Moreover, we underlined the importance of cybersecurity making a loose reference to the National Critical Infrastructure especially in the areas of connectivity and power, in a wider sense, not only focusing on cybersecurity but also with respect to the operational sustainability and stability of such critical infrastructure. The Agency made reference to an increase in several innovative working practices and increased ways of doing business online and interacting remotely which led to less traveling and lower traffic emissions. Like other MS, Malta recorded lower traffic pollution during the present COVID-19 crises.
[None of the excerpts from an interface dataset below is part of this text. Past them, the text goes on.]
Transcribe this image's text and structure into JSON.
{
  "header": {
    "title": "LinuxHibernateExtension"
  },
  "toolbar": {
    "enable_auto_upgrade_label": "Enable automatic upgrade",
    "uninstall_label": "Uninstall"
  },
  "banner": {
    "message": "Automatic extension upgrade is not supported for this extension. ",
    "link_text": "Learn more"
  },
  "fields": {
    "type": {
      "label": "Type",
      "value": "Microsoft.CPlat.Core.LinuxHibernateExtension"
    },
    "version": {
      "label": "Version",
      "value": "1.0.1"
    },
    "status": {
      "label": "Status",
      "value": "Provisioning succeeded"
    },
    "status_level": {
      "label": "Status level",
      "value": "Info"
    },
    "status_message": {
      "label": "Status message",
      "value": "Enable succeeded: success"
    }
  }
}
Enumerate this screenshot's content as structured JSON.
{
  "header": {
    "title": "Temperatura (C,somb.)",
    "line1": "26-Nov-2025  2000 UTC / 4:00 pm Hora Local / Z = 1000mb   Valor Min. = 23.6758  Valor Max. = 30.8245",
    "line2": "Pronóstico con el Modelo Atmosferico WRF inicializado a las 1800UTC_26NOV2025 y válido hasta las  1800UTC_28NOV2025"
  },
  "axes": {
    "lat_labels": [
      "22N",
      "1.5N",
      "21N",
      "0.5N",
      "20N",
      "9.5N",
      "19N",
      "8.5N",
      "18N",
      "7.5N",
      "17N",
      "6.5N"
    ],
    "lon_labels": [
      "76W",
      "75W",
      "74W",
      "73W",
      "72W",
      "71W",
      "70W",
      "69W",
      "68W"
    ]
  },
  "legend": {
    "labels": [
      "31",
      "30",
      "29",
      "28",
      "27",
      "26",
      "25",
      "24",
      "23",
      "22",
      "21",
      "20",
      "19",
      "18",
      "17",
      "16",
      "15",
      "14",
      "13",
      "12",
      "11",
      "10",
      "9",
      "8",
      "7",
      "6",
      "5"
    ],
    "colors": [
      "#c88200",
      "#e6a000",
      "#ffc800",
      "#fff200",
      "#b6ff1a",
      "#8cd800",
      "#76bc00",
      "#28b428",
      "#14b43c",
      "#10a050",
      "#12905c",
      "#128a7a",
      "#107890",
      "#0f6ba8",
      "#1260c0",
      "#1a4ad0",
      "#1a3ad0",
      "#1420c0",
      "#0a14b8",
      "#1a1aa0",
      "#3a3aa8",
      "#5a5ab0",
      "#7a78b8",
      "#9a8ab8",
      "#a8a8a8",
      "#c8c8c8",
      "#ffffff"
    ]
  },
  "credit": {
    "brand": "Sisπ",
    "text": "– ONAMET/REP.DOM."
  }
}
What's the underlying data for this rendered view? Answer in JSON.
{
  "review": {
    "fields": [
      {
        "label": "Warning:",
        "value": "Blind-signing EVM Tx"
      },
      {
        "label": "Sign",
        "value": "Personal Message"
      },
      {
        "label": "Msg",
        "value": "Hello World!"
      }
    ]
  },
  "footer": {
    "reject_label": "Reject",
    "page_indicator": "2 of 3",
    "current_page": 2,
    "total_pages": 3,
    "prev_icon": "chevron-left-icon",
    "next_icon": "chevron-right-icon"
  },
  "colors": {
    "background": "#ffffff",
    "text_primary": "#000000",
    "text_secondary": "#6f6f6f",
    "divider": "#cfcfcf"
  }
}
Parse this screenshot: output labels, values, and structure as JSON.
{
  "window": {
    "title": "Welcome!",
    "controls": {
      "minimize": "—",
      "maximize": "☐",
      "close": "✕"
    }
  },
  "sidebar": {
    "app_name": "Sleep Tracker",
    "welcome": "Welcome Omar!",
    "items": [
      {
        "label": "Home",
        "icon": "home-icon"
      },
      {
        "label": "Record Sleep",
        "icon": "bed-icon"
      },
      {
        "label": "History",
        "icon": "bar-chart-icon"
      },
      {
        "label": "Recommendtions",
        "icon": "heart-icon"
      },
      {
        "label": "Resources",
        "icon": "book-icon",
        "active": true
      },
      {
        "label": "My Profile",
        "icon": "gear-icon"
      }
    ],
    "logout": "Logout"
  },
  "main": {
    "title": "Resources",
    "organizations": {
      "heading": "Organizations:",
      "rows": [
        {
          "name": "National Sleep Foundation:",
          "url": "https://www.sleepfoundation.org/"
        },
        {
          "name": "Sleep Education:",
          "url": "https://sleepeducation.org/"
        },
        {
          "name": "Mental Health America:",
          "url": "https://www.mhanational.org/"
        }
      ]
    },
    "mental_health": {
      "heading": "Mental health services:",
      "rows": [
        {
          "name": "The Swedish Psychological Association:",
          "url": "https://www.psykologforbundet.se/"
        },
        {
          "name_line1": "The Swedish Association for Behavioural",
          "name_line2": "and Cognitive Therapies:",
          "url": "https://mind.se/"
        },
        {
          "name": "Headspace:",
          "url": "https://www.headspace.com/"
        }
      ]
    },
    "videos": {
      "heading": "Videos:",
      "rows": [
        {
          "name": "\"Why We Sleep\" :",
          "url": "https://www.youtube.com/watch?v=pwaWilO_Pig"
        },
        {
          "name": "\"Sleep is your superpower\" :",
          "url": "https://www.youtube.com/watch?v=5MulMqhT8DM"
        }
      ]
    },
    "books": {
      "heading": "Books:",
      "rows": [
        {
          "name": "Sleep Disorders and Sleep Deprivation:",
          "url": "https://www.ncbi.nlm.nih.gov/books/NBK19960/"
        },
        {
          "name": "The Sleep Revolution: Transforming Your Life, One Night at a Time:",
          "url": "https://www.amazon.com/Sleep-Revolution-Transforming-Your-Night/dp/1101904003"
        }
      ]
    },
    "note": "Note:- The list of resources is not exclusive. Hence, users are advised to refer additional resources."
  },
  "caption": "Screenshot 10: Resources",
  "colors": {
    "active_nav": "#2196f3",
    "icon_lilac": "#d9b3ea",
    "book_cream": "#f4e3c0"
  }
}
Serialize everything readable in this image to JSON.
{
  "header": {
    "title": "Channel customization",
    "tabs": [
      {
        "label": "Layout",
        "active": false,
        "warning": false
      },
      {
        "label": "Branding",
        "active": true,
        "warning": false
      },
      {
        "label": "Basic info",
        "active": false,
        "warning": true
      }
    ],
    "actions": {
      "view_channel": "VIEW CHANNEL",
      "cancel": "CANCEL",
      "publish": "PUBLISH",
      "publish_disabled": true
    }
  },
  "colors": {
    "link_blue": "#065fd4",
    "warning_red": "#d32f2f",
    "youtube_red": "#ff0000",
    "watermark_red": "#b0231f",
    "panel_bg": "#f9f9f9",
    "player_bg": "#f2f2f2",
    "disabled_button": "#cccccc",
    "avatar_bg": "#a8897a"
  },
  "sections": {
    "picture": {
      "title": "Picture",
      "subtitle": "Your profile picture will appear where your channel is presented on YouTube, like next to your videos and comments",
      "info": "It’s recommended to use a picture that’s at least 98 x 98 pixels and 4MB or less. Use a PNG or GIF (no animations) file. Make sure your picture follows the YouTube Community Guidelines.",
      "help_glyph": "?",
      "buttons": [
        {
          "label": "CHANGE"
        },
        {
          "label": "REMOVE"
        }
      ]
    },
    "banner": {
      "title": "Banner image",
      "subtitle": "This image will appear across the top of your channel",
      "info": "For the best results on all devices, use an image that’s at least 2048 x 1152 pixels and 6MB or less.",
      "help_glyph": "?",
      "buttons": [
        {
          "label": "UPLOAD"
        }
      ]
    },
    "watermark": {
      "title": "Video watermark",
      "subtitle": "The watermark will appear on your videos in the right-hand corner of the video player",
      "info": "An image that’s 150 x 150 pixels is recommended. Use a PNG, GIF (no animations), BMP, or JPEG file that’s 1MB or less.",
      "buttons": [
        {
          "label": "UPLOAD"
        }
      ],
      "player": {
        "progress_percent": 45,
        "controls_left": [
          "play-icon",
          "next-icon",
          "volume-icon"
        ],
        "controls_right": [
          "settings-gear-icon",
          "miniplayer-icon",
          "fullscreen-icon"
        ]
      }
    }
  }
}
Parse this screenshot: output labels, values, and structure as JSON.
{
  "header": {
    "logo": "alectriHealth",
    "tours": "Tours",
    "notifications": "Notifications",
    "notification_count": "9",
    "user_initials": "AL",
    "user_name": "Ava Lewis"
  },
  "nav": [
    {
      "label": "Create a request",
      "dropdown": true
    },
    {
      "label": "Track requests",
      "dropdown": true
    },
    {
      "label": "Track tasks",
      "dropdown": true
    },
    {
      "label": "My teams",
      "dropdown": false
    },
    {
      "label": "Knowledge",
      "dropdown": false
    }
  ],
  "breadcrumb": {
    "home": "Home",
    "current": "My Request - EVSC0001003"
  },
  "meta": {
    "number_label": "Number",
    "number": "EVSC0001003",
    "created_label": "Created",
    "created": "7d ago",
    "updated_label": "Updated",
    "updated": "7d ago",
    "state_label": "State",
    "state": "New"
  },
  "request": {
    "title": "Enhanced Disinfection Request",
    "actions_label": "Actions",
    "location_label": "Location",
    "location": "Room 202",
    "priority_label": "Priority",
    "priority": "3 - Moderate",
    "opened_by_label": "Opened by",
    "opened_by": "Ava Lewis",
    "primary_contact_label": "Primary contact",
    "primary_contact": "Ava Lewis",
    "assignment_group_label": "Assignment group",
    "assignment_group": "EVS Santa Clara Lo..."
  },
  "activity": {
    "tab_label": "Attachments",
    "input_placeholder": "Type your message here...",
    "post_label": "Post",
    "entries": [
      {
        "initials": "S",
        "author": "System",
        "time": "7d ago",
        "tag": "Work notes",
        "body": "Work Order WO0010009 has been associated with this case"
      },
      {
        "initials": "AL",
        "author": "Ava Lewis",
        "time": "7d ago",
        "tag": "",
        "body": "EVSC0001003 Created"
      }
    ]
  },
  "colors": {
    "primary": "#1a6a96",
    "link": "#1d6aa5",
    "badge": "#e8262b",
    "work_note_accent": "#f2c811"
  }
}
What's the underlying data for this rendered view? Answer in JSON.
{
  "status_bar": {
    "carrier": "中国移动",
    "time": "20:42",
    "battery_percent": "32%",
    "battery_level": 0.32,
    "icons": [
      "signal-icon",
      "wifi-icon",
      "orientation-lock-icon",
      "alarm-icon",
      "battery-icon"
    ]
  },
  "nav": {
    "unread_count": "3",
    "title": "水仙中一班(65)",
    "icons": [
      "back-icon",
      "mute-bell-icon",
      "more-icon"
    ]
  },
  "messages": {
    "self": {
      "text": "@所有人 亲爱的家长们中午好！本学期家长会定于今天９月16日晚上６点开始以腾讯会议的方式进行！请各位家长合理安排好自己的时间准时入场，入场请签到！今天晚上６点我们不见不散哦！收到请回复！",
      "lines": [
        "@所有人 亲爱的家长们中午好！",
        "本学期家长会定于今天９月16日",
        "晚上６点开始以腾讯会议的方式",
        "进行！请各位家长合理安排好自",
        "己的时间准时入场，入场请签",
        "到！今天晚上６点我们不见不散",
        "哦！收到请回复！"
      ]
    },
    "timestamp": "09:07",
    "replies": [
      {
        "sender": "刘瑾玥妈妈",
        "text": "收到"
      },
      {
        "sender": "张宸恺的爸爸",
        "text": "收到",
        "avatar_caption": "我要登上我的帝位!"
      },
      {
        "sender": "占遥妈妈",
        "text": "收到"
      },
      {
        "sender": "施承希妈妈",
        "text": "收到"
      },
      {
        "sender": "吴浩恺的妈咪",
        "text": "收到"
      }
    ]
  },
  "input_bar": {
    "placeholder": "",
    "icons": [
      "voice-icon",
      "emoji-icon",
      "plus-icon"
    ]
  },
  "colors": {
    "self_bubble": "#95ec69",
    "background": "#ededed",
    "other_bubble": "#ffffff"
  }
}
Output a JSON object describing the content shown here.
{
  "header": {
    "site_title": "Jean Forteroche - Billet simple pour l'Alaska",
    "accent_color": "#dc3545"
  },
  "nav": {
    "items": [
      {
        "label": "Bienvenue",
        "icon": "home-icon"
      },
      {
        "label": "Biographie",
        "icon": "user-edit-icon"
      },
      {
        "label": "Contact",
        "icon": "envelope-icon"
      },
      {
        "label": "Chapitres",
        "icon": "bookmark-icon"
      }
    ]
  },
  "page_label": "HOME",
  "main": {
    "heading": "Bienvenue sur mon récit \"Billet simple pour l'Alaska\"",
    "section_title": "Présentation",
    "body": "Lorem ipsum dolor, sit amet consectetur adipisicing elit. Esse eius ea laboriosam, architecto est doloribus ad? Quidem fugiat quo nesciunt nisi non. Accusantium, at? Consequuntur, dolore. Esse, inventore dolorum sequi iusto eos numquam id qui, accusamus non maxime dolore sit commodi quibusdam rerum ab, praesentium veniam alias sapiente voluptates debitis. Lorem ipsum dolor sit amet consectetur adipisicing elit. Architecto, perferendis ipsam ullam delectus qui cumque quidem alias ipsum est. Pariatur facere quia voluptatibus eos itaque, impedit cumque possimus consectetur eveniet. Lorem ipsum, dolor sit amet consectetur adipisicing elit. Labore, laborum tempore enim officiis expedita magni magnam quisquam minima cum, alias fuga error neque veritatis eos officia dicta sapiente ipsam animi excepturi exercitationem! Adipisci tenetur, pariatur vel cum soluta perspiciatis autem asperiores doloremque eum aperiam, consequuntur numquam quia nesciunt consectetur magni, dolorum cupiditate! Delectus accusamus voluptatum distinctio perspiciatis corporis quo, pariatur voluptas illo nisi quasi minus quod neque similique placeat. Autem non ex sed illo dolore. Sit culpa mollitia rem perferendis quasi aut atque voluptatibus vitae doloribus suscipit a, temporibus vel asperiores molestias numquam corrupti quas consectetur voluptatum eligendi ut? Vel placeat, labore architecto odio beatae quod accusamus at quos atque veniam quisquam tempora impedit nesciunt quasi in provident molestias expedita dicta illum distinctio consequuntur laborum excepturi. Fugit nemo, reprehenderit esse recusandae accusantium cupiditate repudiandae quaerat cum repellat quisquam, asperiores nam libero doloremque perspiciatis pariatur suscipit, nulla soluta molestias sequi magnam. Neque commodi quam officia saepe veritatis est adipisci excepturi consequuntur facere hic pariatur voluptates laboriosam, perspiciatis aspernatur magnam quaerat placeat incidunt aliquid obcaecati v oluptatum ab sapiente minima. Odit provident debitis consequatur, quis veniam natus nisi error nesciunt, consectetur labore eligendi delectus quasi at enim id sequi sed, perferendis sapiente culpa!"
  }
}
The digital transformation has in the past impacted and transformed sectors where Europe has great strengths, health, public administration, amongst others. However, we insisted that new strengths should be sought in new areas such as digital tourism and localisation in manufacturing (essential products possibly using 3d printers), areas that were necessitated by the pandemic. For emerging technologies, especially artificial intelligence (AI) we insisted that apart from safety and security, the EU should also ensure the ethical usage of AI and address the needs of AI usage within a local context, such as customisation of AI solutions that use the Maltese Language.
The CION asked us to list initiatives taken to address the COVID-19 crisis as part of the EU’s Digital Economy and Society Index. Amongst other things, MITA invested in its infrastructure and ancillary support services to be able to offer all Government employees the facility to work remotely when the COVID-19 started to restrict movement. The Agency also shifted training sessions related to emerging technologies through a remote means. The same approach has been used on lectures being delivered to University ICT students in line with the University of Malta.
Over the past couple of years, MITA has also invested in enhancing its tooling, facilities and workforce capabilities in cybersecurity to ensure the maximisation of integrity, availability and confidentiality of Government IT systems, whilst ensuring that Government’s workforce can work at the office or remotely in a seamless and secure manner. To retain the attained levels of Information Security, MITA augmented its visibility and detection capabilities within MITA Security Operations Centre, extending its operating hours and augmenting concurrent Cyber Security Analysis.
In this period, special attention was dedicated to Health Solutions demanded by the pandemic crises. With the purpose of reducing the number of people going to Primary Healthcare centers and to hospitals, the Department of Health started the introduction of online consultations using video conferencing tools. MITA extended its operational hours within the local public sector and ensured timely processing of security-related tasks to facilitate fast deployment through operational teams within MITA. This was intended to be able to keep up with the surge of requests, particularly related to health environments and remote working in line with Security Policies and Enterprise Risk Management processes.
This being an unprecedented situation, it is still unknown what the implications of the COVID-19 on the development of digital platforms to support the ever-changing socio-economic world will be. This leaves opportunities and challenges that will need to be addressed as they arise.
MITA has also invested in enhancing its tooling, facilities and workforce capabilities in cybersecurity to ensure the maximisation of integrity, availability and confidentiality of Government IT systems, whilst ensuring that Government’s workforce can work at the office or remotely in a seamless and secure manner.